Roses, who played rugby union before switching to league two years ago, is 180cm tall and weighs 100kg. He plays in the second row or at inside centre.
He likened the game to American football, but said he particularly enjoyed the defensive tackling elements of rugby league.
Roses had his first training run with Noosa last night, joining fellow US citizen Joshua Aquinde, who arrived on the Coast last week.
Aquinde, from the Hawaiian island of Maui, has been playing rugby union at the California Lutheran University.
The 22-year-old is yet to play his first game of rugby league, but the budding hooker hopes the experience on the Coast will put him in the picture for a place on the USA Tomahawks team at next year's rugby league world cup.
The US has qualified for the tournament by beating Jamaica in a recent regional playoff, and has already been drawn with Wales and the Cook Islands.
Pirates coach Dane Campbell said there was no reason players from North America could not make it in the local league competition.
"Sports people in the US and Canada grow up exposed to intense training programs," he said.
"You also can't doubt their work ethic. There's no reason why players from that part of the world can't be successful in our competition.
"The biggest challenge will be the fitness aspect of constantly getting up and back the 10m."
Campbell also said he believed the NRL could become the equivalent of the English Premier League and attract players from all over the world, rather than just England, New Zealand and the Pacific Islands.

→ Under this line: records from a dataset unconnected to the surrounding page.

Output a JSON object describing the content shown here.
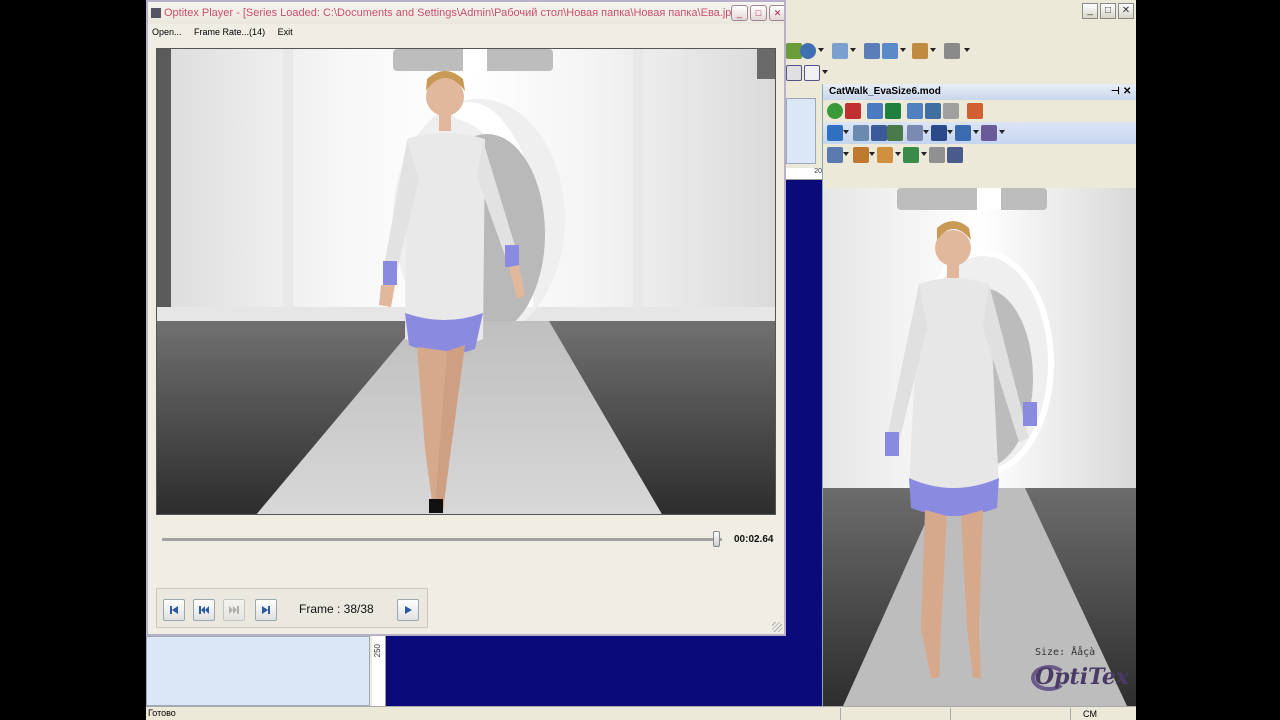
{
  "player": {
    "title": "Optitex Player - [Series Loaded: C:\\Documents and Settings\\Admin\\Рабочий стол\\Новая папка\\Новая папка\\Ева.jpg]",
    "menu": {
      "open": "Open...",
      "frame_rate": "Frame Rate...(14)",
      "exit": "Exit"
    },
    "time": "00:02.64",
    "progress": 0.99,
    "frame_label": "Frame : 38/38",
    "controls": [
      "first-frame",
      "step-back",
      "step-forward",
      "last-frame",
      "play"
    ]
  },
  "catwalk_panel": {
    "title": "CatWalk_EvaSize6.mod",
    "size_label": "Size: Ååçà",
    "logo": "OptiTex"
  },
  "ruler": {
    "mark_250": "250",
    "mark_20": "20"
  },
  "statusbar": {
    "ready": "Готово",
    "unit": "CM"
  },
  "colors": {
    "accent_title": "#c8506a",
    "workspace": "#0a0a7a",
    "panel_blue": "#dbe7f7"
  }
}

"This is a huge opportunity for me on the mountain I'm trying to climb"